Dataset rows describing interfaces
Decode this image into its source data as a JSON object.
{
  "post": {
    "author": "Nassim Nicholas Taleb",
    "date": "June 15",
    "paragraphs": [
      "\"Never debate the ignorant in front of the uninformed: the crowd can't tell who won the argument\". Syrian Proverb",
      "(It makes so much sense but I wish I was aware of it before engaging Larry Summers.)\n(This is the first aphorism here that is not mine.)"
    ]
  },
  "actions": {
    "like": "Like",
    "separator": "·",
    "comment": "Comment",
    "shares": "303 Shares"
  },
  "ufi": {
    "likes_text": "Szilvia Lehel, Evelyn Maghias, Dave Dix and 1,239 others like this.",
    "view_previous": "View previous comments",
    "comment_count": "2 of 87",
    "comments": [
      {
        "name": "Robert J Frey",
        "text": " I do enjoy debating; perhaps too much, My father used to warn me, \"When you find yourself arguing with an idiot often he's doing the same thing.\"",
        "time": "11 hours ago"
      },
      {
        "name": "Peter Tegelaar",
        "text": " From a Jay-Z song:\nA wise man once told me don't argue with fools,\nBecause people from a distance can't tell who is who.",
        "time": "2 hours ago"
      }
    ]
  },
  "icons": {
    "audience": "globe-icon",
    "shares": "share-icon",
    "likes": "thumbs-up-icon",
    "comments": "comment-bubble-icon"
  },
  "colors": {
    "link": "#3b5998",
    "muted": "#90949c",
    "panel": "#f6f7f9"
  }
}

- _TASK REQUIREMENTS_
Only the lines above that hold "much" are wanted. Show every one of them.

- _WRITTEN SOLUTION_
      "(It makes so much sense but I wish I was aware of it before engaging Larry Summers.)\n(This is the first aphorism here that is not mine.)"
        "text": " I do enjoy debating; perhaps too much, My father used to warn me, \"When you find yourself arguing with an idiot often he's doing the same thing.\"",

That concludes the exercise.